|Vintage Pulp||Mar 23 2012|
As Cool and the Crazy opened, we thought the lesson was that cool was acceptable but crazy was what happened when you crossed the line. It quickly became clear that cool and crazy are synonymous, with both terms meaning that you’re beyond the pale, i.e. basically fucked. Lead actor Scott Marlowe plays Bennie Saul, and he’s both cool and crazy. The crazy part is clear, because he’s an M dealer (“M” being hepcat-speak for marijuana). He deals because he owes a big-time criminal lots of money, and the only way he can repay his debt is to get his buddies hooked on the M.
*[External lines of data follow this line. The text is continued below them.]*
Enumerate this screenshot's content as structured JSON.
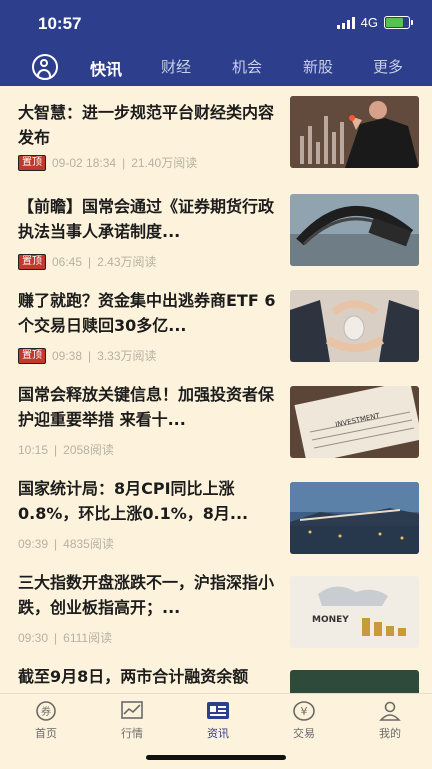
{
  "status": {
    "time": "10:57",
    "network": "4G"
  },
  "nav": {
    "tabs": [
      {
        "label": "快讯",
        "active": true
      },
      {
        "label": "财经",
        "active": false
      },
      {
        "label": "机会",
        "active": false
      },
      {
        "label": "新股",
        "active": false
      },
      {
        "label": "更多",
        "active": false
      }
    ]
  },
  "news": [
    {
      "title": "大智慧：进一步规范平台财经类内容发布",
      "badge": "置顶",
      "time": "09-02 18:34",
      "reads": "21.40万阅读"
    },
    {
      "title": "【前瞻】国常会通过《证券期货行政执法当事人承诺制度...",
      "badge": "置顶",
      "time": "06:45",
      "reads": "2.43万阅读"
    },
    {
      "title": "赚了就跑？资金集中出逃券商ETF 6个交易日赎回30多亿...",
      "badge": "置顶",
      "time": "09:38",
      "reads": "3.33万阅读"
    },
    {
      "title": "国常会释放关键信息！加强投资者保护迎重要举措 来看十...",
      "badge": "",
      "time": "10:15",
      "reads": "2058阅读"
    },
    {
      "title": "国家统计局：8月CPI同比上涨0.8%，环比上涨0.1%，8月...",
      "badge": "",
      "time": "09:39",
      "reads": "4835阅读"
    },
    {
      "title": "三大指数开盘涨跌不一，沪指深指小跌，创业板指高开；...",
      "badge": "",
      "time": "09:30",
      "reads": "6111阅读"
    },
    {
      "title": "截至9月8日，两市合计融资余额",
      "badge": "",
      "time": "",
      "reads": ""
    }
  ],
  "thumb6_text": "MONEY",
  "thumb4_text": "INVESTMENT",
  "tabbar": [
    {
      "label": "首页",
      "icon": "home-coin-icon"
    },
    {
      "label": "行情",
      "icon": "chart-icon"
    },
    {
      "label": "资讯",
      "icon": "news-icon"
    },
    {
      "label": "交易",
      "icon": "yen-icon"
    },
    {
      "label": "我的",
      "icon": "profile-icon"
    }
  ]
}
He decides to approach the task methodically. He starts with one member of his crew. This is where the cool comes in. He seduces the guy into trying it, then stands by and smirks as the poor fella tries to crawl between the grain on a wooden table. Later the same hapless chump dances with a bus stop sign as if it’s a woman, demonstrating his underlyingloneliness. Yes, Fred Astaire danced with a coat stand in Royal Wedding, and it was cute, but this bus stop sign dance is edgy stuff, highly disturbing. We hear that in the unrated version of the scene the character sexually assaults a merge sign because it was really asking for it.
Anyway, in the subplot, brooding delinquent-in-waiting Jackie Barzan meets a girl, which is only possible because he’s cool, but not yet crazy. Like Brando in The Wild One. The girl, Amy, is neither cool nor crazy. She’s warm and totally sane, with big, soulful eyes that drip redemption. Like Mary Murphy in The Wild One. While in Amy’s house one day, Jackie starts handling a ceramic bauble and Amy tells him to putit down, because it’s extremely valuable and irreplaceable. So, she’s sane, but stupid. She should know, via the Moviemaking 101 Handbook, that when an expensive bauble is handled, it will later be stolen or broken.
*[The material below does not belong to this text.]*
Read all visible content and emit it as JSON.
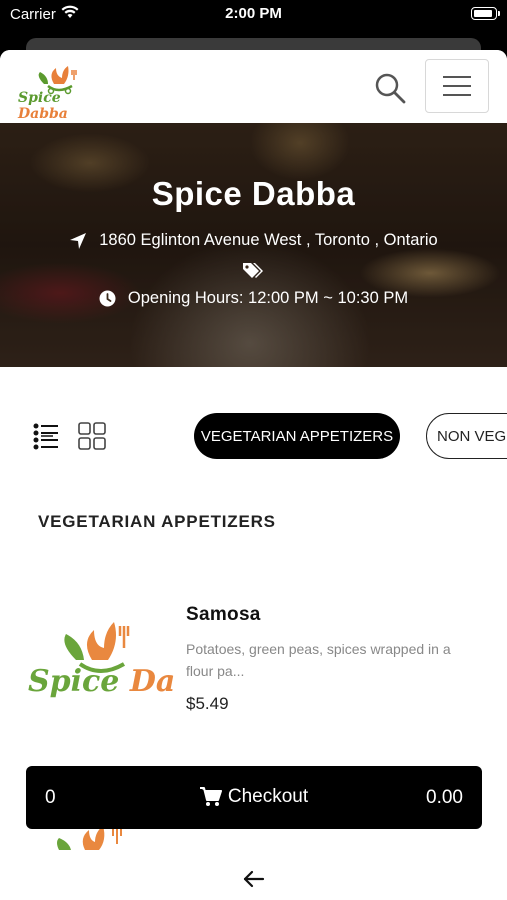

So, back we go to signdancer, who by now is so hooked on the M that he’s going to lose his mind if he doesn’t partake every day. The problem is he’s already spent his entire net worth. So, being a good friend but a terrible boyfriend, Jackie steals Amy’s priceless trinket to sell for more evil M, but he accidentally breaks it. Conveniently, this happens right in front of Amy, and rather than rat out his buddy, Jackie pretends to be hooked on the M himself. He whines, “You don’t know what it’s like when you’re hooked on the smoke, Amy! It’s the worst! Just the worst! When you’re hooked… you’re hooked!”
Later Jackie… actually, you know what? Let’s just yank the ripcord and end this agonizing freefall. You’ve got better things to do, right? We’ll summarize by saying that in mid-century drug movies all roads lead to either the nuthouse or a fiery wreck. That’s poor Bennie Saul in there, below, no longer cool. But he doesn’t charbroil in vain. His deathserves to reform Jackie, and perhaps even give him a shot to get back with Amy, who may be out one priceless tchotchke, but never runs dry of forgiveness.
As bad as Cool and the Crazy was, it’s an informative example of mid-century drug hysteria. All it needed was an ending voiceover: “And so Bennie Saul, rather than working hard and staying on the straight and narrow like a good American, took a shortcut that led to the graveyard. But while it’s too late for Bennie Saul, it isn’t for the rest of you out there. Play by the rules, obey the law, pay your taxes, and all your money will eventually be given away to a bunch of criminal bankers in something called a bailout.” Well, that last bit probably wouldn’t be in there. Maybe in the remake though. Cool and the Crazy opened in the U.S. this month in 1958.